Who goes to juvenile court?

In general most people who are under the juvenile age will have their criminal case sent to juvenile court. That age will depend on the state. Many states have the juvenile age being younger than 18, while others may set it at 16 or 17. If you have a child that is below the juvenile age, their court case will probably start in juvenile court. Keep in mind that there are some cases where a minor's case is in juvenile court, but due to the nature of the crime, they are tried as an adult.

There are also states that have a younger age limit, where the child is not considered to be fully aware of their actions. For example, if you live in a state where they have a minimum age of 8 years old for juvenile court, a child that is 6 will not go to juvenile court. It is often their parents that face the consequences, not the child.

What cases go to juvenile court?

While many cases in juvenile court are criminal cases, also referred to delinquency cases in juvenile court, not all of them are. With delinquency cases, they are usually crimes committed by a minor. For example, a child or teenager that has robbed a store or stolen a car will have their criminal case go to juvenile court. Other cases include:

Dependency cases – These types of cases are actually for the minor, not against them. With a dependency case, the child or teenager has been neglected or abused by their parents or guardians. They are also heard in juvenile court since it is related to a minor. The main decision here is whether or not the child is still safe to remain in their home.

Status offenses – Another type of case that can end up in juvenile court is a violation that is only related to minors. This might be breaking their curfew, running away, drinking when they have not yet reached the legal drinking age, or skipping school. 

What are the juvenile court procedures?

The procedures for a court case in juvenile court depend on the type of case. Due to the age of the child or nature of the crime, many criminal cases with minors don't even reach an official hearing.

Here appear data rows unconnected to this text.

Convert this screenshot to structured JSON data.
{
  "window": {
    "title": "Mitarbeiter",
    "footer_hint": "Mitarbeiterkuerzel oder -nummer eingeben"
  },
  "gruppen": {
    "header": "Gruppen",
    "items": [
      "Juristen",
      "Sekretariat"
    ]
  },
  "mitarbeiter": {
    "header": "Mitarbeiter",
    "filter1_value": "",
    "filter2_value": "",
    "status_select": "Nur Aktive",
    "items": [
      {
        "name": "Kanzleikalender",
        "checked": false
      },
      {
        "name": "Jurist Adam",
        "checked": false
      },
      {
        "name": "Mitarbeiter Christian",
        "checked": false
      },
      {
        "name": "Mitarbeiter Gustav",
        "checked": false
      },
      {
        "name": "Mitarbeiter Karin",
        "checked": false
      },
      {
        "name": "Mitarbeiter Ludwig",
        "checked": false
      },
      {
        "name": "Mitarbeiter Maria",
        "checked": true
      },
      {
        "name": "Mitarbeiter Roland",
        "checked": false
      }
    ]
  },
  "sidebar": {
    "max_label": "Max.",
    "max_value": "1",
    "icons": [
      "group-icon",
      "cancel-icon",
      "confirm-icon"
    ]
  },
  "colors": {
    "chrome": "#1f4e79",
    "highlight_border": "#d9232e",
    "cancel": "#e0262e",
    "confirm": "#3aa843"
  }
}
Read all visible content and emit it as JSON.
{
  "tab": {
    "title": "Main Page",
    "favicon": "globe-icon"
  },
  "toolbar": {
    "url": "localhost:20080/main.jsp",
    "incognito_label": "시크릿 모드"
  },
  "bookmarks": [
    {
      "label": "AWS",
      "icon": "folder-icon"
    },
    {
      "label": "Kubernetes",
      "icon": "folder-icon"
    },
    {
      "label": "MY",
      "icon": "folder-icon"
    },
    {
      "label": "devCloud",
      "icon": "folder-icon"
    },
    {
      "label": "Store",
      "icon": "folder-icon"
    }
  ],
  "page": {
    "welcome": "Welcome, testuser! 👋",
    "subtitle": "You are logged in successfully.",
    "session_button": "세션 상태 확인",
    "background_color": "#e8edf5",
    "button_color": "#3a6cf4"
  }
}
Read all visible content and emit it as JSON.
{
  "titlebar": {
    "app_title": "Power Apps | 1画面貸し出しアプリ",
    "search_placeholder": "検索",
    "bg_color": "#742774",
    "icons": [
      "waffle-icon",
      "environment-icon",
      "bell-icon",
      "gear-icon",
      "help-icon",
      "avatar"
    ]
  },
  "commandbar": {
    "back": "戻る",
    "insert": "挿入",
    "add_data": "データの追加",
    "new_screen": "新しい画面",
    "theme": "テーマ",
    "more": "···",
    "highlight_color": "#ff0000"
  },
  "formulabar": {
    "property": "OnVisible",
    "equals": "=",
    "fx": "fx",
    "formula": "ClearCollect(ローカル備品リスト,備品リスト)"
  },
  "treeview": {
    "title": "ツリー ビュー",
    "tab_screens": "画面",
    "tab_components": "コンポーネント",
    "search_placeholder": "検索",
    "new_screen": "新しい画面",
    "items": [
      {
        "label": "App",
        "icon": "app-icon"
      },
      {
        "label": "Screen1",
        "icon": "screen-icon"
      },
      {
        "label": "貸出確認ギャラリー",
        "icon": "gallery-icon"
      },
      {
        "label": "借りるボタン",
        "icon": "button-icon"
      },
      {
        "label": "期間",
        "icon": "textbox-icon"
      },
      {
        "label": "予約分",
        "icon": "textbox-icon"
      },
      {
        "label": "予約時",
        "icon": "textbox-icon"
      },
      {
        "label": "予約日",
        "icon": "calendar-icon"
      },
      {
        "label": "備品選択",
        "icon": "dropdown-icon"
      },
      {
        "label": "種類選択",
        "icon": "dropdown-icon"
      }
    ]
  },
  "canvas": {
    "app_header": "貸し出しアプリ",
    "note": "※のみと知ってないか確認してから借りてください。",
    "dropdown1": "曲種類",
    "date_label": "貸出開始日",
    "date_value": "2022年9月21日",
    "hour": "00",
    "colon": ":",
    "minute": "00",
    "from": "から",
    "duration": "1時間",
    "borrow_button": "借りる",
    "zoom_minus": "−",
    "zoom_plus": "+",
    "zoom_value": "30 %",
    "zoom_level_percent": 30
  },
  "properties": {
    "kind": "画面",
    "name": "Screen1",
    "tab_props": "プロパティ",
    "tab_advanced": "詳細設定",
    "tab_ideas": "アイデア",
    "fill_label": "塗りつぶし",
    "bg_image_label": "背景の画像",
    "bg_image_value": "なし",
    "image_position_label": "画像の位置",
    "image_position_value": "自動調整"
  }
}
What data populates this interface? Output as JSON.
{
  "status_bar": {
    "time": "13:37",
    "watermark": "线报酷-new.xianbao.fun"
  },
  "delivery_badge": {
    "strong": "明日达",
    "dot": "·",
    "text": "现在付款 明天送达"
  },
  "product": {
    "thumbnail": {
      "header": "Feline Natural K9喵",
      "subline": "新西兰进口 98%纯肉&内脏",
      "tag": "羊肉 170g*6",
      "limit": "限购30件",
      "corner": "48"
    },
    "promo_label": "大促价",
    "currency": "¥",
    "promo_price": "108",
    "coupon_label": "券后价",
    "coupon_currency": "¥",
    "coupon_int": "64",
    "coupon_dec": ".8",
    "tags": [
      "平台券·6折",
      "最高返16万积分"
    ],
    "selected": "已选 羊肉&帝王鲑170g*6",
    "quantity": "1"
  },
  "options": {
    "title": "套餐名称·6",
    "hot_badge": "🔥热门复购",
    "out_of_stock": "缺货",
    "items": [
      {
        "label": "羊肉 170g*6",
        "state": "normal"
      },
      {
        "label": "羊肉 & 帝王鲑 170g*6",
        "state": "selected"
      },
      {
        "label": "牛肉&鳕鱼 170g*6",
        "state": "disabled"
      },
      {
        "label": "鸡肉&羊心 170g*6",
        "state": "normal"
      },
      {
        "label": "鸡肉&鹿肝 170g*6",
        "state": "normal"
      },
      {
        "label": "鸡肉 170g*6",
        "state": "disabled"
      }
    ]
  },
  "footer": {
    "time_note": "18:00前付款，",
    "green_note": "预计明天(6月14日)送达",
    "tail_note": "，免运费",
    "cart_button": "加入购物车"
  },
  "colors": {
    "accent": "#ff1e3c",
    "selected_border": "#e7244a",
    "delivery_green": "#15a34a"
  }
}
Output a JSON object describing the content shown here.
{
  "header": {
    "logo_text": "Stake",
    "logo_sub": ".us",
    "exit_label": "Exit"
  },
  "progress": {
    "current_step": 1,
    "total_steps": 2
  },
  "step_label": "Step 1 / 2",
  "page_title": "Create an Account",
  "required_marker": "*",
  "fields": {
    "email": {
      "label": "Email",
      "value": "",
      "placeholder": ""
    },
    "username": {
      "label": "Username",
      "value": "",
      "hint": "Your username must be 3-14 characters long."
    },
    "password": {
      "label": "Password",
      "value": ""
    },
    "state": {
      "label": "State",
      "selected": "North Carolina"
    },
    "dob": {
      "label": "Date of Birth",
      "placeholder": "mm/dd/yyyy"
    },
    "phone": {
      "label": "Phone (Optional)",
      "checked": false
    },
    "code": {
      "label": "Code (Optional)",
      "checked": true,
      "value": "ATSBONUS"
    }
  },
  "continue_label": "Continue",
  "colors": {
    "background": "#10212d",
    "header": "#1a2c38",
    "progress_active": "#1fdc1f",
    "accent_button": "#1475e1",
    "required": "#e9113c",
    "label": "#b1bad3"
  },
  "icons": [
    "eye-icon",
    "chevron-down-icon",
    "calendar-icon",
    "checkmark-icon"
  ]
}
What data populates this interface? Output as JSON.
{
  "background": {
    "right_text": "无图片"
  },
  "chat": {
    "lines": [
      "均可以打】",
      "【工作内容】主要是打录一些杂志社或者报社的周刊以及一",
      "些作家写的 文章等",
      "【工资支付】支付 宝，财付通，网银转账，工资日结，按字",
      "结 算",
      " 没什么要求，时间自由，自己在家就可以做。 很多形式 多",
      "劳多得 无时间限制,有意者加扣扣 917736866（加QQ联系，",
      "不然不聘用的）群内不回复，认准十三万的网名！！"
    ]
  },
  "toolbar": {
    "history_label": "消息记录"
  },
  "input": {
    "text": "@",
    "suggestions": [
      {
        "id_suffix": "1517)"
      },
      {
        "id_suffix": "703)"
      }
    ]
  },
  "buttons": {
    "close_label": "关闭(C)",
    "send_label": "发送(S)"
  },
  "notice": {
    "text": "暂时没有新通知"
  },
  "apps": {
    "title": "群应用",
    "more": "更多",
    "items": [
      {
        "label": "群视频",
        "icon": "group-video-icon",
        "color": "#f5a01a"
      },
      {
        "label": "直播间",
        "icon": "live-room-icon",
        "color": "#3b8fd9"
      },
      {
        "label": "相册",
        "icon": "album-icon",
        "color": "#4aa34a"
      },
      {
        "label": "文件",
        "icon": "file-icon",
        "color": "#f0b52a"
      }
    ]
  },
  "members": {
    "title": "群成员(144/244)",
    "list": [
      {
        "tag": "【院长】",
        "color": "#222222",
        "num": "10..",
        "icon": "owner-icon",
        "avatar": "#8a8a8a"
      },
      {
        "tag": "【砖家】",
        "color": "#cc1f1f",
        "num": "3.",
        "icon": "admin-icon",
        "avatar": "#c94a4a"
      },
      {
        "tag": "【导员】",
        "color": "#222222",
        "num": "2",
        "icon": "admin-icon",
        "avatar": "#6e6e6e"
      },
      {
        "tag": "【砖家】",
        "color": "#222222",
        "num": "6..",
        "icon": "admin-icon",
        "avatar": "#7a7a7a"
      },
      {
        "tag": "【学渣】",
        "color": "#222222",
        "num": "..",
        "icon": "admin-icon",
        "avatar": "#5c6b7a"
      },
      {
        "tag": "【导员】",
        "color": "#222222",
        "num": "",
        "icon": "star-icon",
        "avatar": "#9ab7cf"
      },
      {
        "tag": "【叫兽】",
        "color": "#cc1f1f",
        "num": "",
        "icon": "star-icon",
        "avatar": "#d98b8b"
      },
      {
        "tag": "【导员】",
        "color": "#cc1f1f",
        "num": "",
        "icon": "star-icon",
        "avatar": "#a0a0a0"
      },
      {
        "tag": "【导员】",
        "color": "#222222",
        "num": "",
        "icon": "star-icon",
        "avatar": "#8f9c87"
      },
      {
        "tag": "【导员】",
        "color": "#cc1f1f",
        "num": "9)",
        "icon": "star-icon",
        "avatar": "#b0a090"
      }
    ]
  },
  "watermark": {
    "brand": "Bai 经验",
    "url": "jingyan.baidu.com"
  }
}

These are often settled before it reaches that point. When it is a dependency case, the security and protection of the child or teenager is important. If a child abuse case goes to trial, they might need to speak during the trial, but many children are given the option to give their testimony in private so they don't have to do it in front of the person who abused them. These stipulations will vary based on the situation and the case.

Cases that go to adult court instead of juvenile court are known as a waiver. These cases are usually involving serious charges, such as murder or rape. They will skip juvenile court and go directly to adult court, where they will be tried as an adult.

For more information, contact a legal office like The Law Office of Gregory J. Hermiller, LLC.